He who shouts loudest

He who shouts the loudest gets heard.  True? Well, it might certainly seem tempting to believe that this is the case, and to ‘shout’ our message as loudly as possible.

Sometimes the shouting is literal – have you noticed how many ads on TV and radio are now delivered in loud, shouty, voices?  Ads for tools, tiles and the building trade seem to be the worst offenders.

In written formats, ‘shouting’ can take several forms:

  • CAPITAL LETTERS
  • Leading with superlatives – ‘THE BIGGEST’, ‘THE BEST EVER’
  • Multiple exclamations – SALE!!!
  • FOMO (Fear of missing out)statements – ‘TIME’S RUNNING OUT!’

Think of all those ads and websites where the first thing you see or hear is ‘BARGAINS!!!’ or ‘SPECIAL OFFER!’.

Certainly they are attention grabbing, but are they really effective? I don’t know about you, but I switch off very quickly when I hear or see those messages. I don’t want to be shouted at, I find it rude, insulting to my intelligence and downright annoying.

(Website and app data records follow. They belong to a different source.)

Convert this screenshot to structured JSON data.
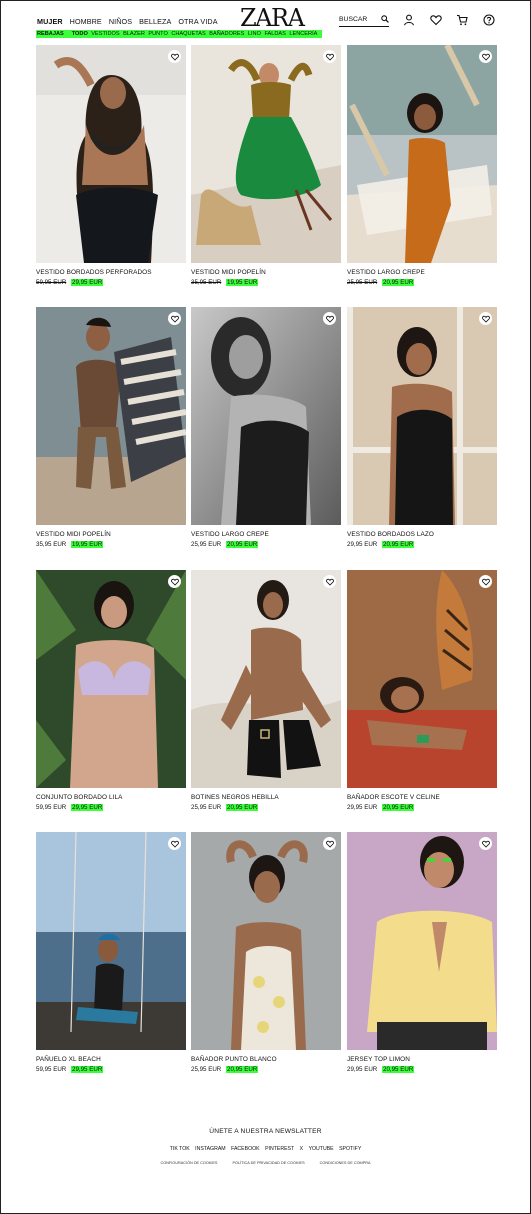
{
  "header": {
    "nav": [
      "MUJER",
      "HOMBRE",
      "NIÑOS",
      "BELLEZA",
      "OTRA VIDA"
    ],
    "active_nav": "MUJER",
    "logo": "ZARA",
    "search_placeholder": "BUSCAR",
    "icons": [
      "search-icon",
      "user-icon",
      "heart-icon",
      "cart-icon",
      "help-icon"
    ]
  },
  "categories": {
    "lead": "REBAJAS",
    "items": [
      "TODO",
      "VESTIDOS",
      "BLAZER",
      "PUNTO",
      "CHAQUETAS",
      "BAÑADORES",
      "LINO",
      "FALDAS",
      "LENCERÍA"
    ],
    "highlight_color": "#3cff3c"
  },
  "products": [
    {
      "name": "VESTIDO BORDADOS PERFORADOS",
      "old_price": "59,95 EUR",
      "sale_price": "29,95 EUR",
      "strike": true
    },
    {
      "name": "VESTIDO MIDI POPELÍN",
      "old_price": "35,95 EUR",
      "sale_price": "19,95 EUR",
      "strike": true
    },
    {
      "name": "VESTIDO LARGO CREPE",
      "old_price": "25,95 EUR",
      "sale_price": "20,95 EUR",
      "strike": true
    },
    {
      "name": "VESTIDO MIDI POPELÍN",
      "old_price": "35,95 EUR",
      "sale_price": "19,95 EUR",
      "strike": false
    },
    {
      "name": "VESTIDO LARGO CREPE",
      "old_price": "25,95 EUR",
      "sale_price": "20,95 EUR",
      "strike": false
    },
    {
      "name": "VESTIDO BORDADOS LAZO",
      "old_price": "29,95 EUR",
      "sale_price": "20,95 EUR",
      "strike": false
    },
    {
      "name": "CONJUNTO BORDADO LILA",
      "old_price": "59,95 EUR",
      "sale_price": "29,95 EUR",
      "strike": false
    },
    {
      "name": "BOTINES NEGROS HEBILLA",
      "old_price": "25,95 EUR",
      "sale_price": "20,95 EUR",
      "strike": false
    },
    {
      "name": "BAÑADOR ESCOTE V CELINE",
      "old_price": "29,95 EUR",
      "sale_price": "20,95 EUR",
      "strike": false
    },
    {
      "name": "PAÑUELO XL BEACH",
      "old_price": "59,95 EUR",
      "sale_price": "29,95 EUR",
      "strike": false
    },
    {
      "name": "BAÑADOR PUNTO BLANCO",
      "old_price": "25,95 EUR",
      "sale_price": "20,95 EUR",
      "strike": false
    },
    {
      "name": "JERSEY TOP LIMON",
      "old_price": "29,95 EUR",
      "sale_price": "20,95 EUR",
      "strike": false
    }
  ],
  "footer": {
    "newsletter": "ÚNETE A NUESTRA NEWSLATTER",
    "social": [
      "TIK TOK",
      "INSTAGRAM",
      "FACEBOOK",
      "PINTEREST",
      "X",
      "YOUTUBE",
      "SPOTIFY"
    ],
    "legal": [
      "CONFIGURACIÓN DE COOKIES",
      "POLÍTICA DE PRIVACIDAD DE COOKIES",
      "CONDICIONES DE COMPRA"
    ]
  }
}
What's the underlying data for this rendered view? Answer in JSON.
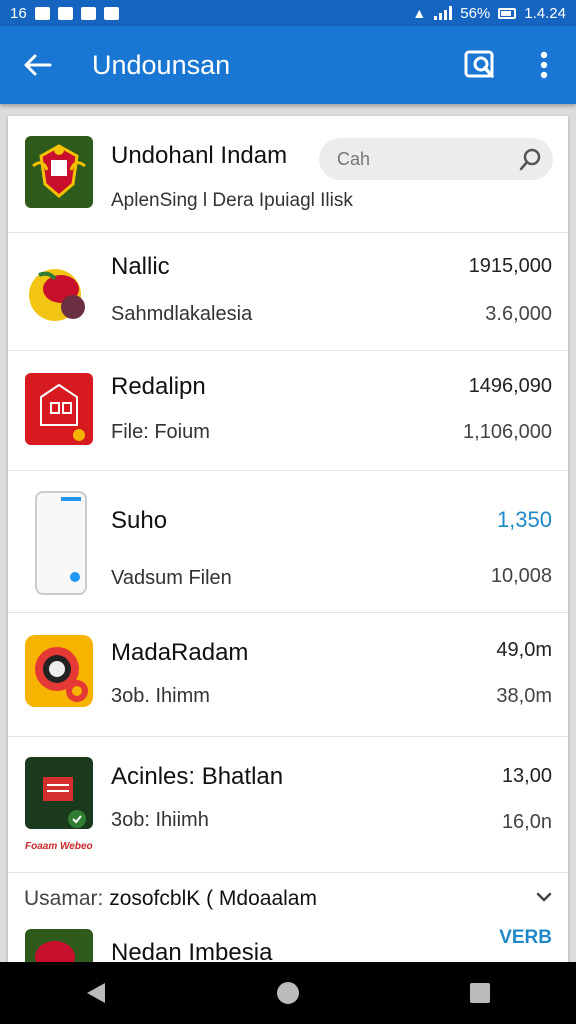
{
  "status_bar": {
    "left_text": "16",
    "time": "1.4.24",
    "battery": "56%"
  },
  "app_bar": {
    "title": "Undounsan"
  },
  "header": {
    "title": "Undohanl Indam",
    "subtitle": "AplenSing l Dera Ipuiagl Ilisk",
    "search": {
      "placeholder": "Cah"
    }
  },
  "rows": [
    {
      "title": "Nallic",
      "subtitle": "Sahmdlakalesia",
      "value_primary": "1915,000",
      "value_secondary": "3.6,000"
    },
    {
      "title": "Redalipn",
      "subtitle": "File: Foium",
      "value_primary": "1496,090",
      "value_secondary": "1,106,000"
    },
    {
      "title": "Suho",
      "subtitle": "Vadsum Filen",
      "value_primary": "1,350",
      "value_secondary": "10,008",
      "highlight_color": "#1e88c8"
    },
    {
      "title": "MadaRadam",
      "subtitle": "3ob. Ihimm",
      "value_primary": "49,0m",
      "value_secondary": "38,0m"
    },
    {
      "title": "Acinles: Bhatlan",
      "subtitle": "3ob: Ihiimh",
      "value_primary": "13,00",
      "value_secondary": "16,0n",
      "icon_caption": "Foaam Webeo"
    }
  ],
  "footer": {
    "label": "Usamar:",
    "value": "zosofcblK ( Mdoaalam",
    "peek_title": "Nedan Imbesia",
    "peek_badge": "VERB"
  },
  "colors": {
    "app_bar": "#1976d2",
    "status_bar": "#1565c0",
    "accent": "#1e88c8"
  },
  "icons": [
    "back-arrow-icon",
    "search-document-icon",
    "more-vert-icon",
    "search-icon",
    "chevron-down-icon",
    "nav-back-icon",
    "nav-home-icon",
    "nav-recents-icon"
  ]
}
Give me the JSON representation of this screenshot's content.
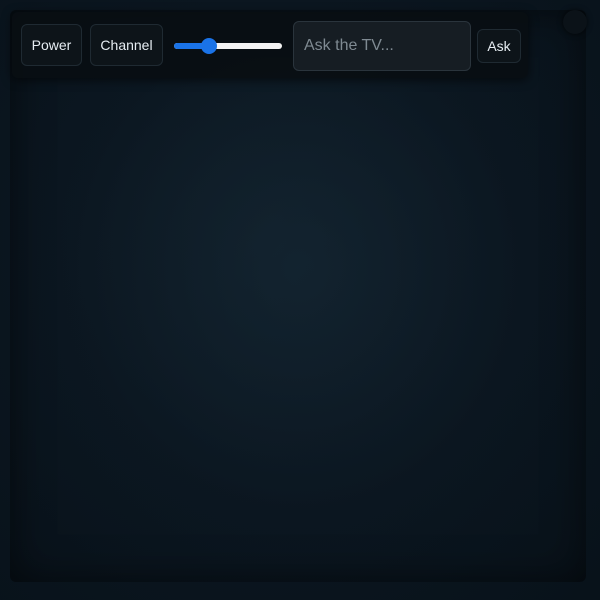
{
  "controls": {
    "power_label": "Power",
    "channel_label": "Channel",
    "volume_level": 0.32,
    "ask_placeholder": "Ask the TV...",
    "ask_value": "",
    "ask_label": "Ask"
  },
  "colors": {
    "accent": "#1a73e8",
    "background": "#0b1620"
  }
}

On LinkedIn, ‘shouting’ is the profile that throws around non-evidential superlatives and bland phrases – ‘self-motivated’; ‘good team player’ and ‘results-driven sales manager’ come to mind as repeat offenders. According to the official LinkedIn blog, the most over-used word on LinkedIn is ‘Specialised’, closely followed by Leadership, Passionate, Strategic, Experienced, Focused, Expert, Certified, Creative, Excellent. They make the point that in the world of social media Leonardo da Vinci would be a ‘detail-oriented self-starter with experience in drawing’!

For me, shouted messages bring to mind images of the military, where drill sergeants shout orders that need blind obedience. Justifiable in that environment maybe, but when we are communicating a message about our company, product or service, we’re aiming to win people over, not demanding that they follow orders with military precision.

In earlier articles, I made the analogy with talking to someone we’ve met at a party (Great guest or party bore – which are you?) To continue that party analogy, think about a conversation with someone who is simply shouts to be heard above the noise – it’s not very appealing to listen to and it’s not sustainable. As a listener, we very soon tire of someone shouting in our ear, and as the speaker, we end up with no voice.  The much more enjoyable and memorable conversation is when you can find a quieter spot and talk in normal speaking voices. A speaker with passion, interest in the other person and genuinely interesting topics of conversation is the one that you will want to spend time chatting with and the one you will listen to.

It is easy to confuse volume with authority, as in the Army situation, but in civilian life, authority is far more effectively communicated with a calm, quieter tone, and with confidence, knowledge and integrity.

The very best example I have ever seen of the quiet, authoritative voice wasn’t in the business world, but in the unruly atmosphere of an under-fives’ classroom. My son’s kinder teacher was a shining example of the art of quiet authority. When the children arrived, they spent the first 10 minutes running around, noisily letting off steam, before being called to sit down for the start of the class. Most people wanting to be heard by 30 four-year-olds would assume they had to shout – but not Miss Jones. She would very calmly and in normal speaking voice say ‘Time to sit down children’, and peace reigned. Her quiet, authoritative voice cut through the children’s shouts and squeals like a knife through butter, and was instantly heard (and obeyed).

Tempting though it is to think that the way to get heard above the noise is to shout the loudest, the opposite is often true. Sometimes the opposite is true. A quieter voice, but one with integrity and authority, can cut through shouting and loud babble.

Facts, statistics, testimonials – these all give an air of authority, knowledge and professionalism and are heard long after the shouting has died down.